*Exercise goal*. Your task is to print all of the data word for word.

*Supplied records*.
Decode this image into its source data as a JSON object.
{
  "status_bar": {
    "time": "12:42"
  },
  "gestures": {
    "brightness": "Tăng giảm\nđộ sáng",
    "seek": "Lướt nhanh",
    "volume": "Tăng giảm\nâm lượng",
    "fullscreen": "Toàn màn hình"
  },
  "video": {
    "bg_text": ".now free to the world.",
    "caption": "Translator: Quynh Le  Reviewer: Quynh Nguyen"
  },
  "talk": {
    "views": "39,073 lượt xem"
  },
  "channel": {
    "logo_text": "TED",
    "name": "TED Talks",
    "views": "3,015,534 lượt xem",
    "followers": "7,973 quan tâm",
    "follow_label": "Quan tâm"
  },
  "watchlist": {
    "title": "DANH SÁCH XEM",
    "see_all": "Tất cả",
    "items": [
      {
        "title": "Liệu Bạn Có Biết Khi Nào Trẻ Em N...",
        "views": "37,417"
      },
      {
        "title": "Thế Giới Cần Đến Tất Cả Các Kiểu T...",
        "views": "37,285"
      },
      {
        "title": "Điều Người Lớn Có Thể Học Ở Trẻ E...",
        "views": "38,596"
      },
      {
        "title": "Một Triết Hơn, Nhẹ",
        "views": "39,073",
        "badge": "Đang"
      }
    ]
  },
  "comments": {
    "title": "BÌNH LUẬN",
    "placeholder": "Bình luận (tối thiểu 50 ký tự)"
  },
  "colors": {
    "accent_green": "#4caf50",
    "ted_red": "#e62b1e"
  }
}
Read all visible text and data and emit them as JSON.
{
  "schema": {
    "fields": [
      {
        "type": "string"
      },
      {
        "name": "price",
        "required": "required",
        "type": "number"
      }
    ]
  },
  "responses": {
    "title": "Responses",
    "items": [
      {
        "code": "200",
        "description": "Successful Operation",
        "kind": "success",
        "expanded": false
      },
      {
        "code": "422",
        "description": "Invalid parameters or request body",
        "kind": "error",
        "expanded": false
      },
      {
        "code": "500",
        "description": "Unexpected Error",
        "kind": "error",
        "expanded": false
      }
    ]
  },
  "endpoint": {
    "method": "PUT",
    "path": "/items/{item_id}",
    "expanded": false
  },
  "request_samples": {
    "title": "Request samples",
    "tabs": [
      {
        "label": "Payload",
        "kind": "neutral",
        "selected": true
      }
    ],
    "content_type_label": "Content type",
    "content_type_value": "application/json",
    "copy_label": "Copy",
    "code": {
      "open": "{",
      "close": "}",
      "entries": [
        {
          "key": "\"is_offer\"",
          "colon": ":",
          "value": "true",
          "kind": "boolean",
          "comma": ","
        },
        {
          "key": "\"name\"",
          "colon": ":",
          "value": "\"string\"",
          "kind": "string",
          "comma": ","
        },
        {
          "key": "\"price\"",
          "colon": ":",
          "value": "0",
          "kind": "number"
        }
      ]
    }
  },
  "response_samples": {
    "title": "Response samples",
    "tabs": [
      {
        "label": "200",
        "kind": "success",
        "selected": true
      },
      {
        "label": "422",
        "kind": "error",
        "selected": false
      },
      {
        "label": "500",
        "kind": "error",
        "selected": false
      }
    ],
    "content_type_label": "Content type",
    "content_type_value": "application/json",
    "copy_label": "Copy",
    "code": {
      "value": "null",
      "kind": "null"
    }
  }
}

*Result of the exercise*.
Decode this image into its source data as a JSON object.
{
  "status_bar": {
    "time": "12:42"
  },
  "gestures": {
    "brightness": "Tăng giảm\nđộ sáng",
    "seek": "Lướt nhanh",
    "volume": "Tăng giảm\nâm lượng",
    "fullscreen": "Toàn màn hình"
  },
  "video": {
    "bg_text": ".now free to the world.",
    "caption": "Translator: Quynh Le  Reviewer: Quynh Nguyen"
  },
  "talk": {
    "views": "39,073 lượt xem"
  },
  "channel": {
    "logo_text": "TED",
    "name": "TED Talks",
    "views": "3,015,534 lượt xem",
    "followers": "7,973 quan tâm",
    "follow_label": "Quan tâm"
  },
  "watchlist": {
    "title": "DANH SÁCH XEM",
    "see_all": "Tất cả",
    "items": [
      {
        "title": "Liệu Bạn Có Biết Khi Nào Trẻ Em N...",
        "views": "37,417"
      },
      {
        "title": "Thế Giới Cần Đến Tất Cả Các Kiểu T...",
        "views": "37,285"
      },
      {
        "title": "Điều Người Lớn Có Thể Học Ở Trẻ E...",
        "views": "38,596"
      },
      {
        "title": "Một Triết Hơn, Nhẹ",
        "views": "39,073",
        "badge": "Đang"
      }
    ]
  },
  "comments": {
    "title": "BÌNH LUẬN",
    "placeholder": "Bình luận (tối thiểu 50 ký tự)"
  },
  "colors": {
    "accent_green": "#4caf50",
    "ted_red": "#e62b1e"
  }
}
Read all visible text and data and emit them as JSON.
{
  "schema": {
    "fields": [
      {
        "type": "string"
      },
      {
        "name": "price",
        "required": "required",
        "type": "number"
      }
    ]
  },
  "responses": {
    "title": "Responses",
    "items": [
      {
        "code": "200",
        "description": "Successful Operation",
        "kind": "success",
        "expanded": false
      },
      {
        "code": "422",
        "description": "Invalid parameters or request body",
        "kind": "error",
        "expanded": false
      },
      {
        "code": "500",
        "description": "Unexpected Error",
        "kind": "error",
        "expanded": false
      }
    ]
  },
  "endpoint": {
    "method": "PUT",
    "path": "/items/{item_id}",
    "expanded": false
  },
  "request_samples": {
    "title": "Request samples",
    "tabs": [
      {
        "label": "Payload",
        "kind": "neutral",
        "selected": true
      }
    ],
    "content_type_label": "Content type",
    "content_type_value": "application/json",
    "copy_label": "Copy",
    "code": {
      "open": "{",
      "close": "}",
      "entries": [
        {
          "key": "\"is_offer\"",
          "colon": ":",
          "value": "true",
          "kind": "boolean",
          "comma": ","
        },
        {
          "key": "\"name\"",
          "colon": ":",
          "value": "\"string\"",
          "kind": "string",
          "comma": ","
        },
        {
          "key": "\"price\"",
          "colon": ":",
          "value": "0",
          "kind": "number"
        }
      ]
    }
  },
  "response_samples": {
    "title": "Response samples",
    "tabs": [
      {
        "label": "200",
        "kind": "success",
        "selected": true
      },
      {
        "label": "422",
        "kind": "error",
        "selected": false
      },
      {
        "label": "500",
        "kind": "error",
        "selected": false
      }
    ],
    "content_type_label": "Content type",
    "content_type_value": "application/json",
    "copy_label": "Copy",
    "code": {
      "value": "null",
      "kind": "null"
    }
  }
}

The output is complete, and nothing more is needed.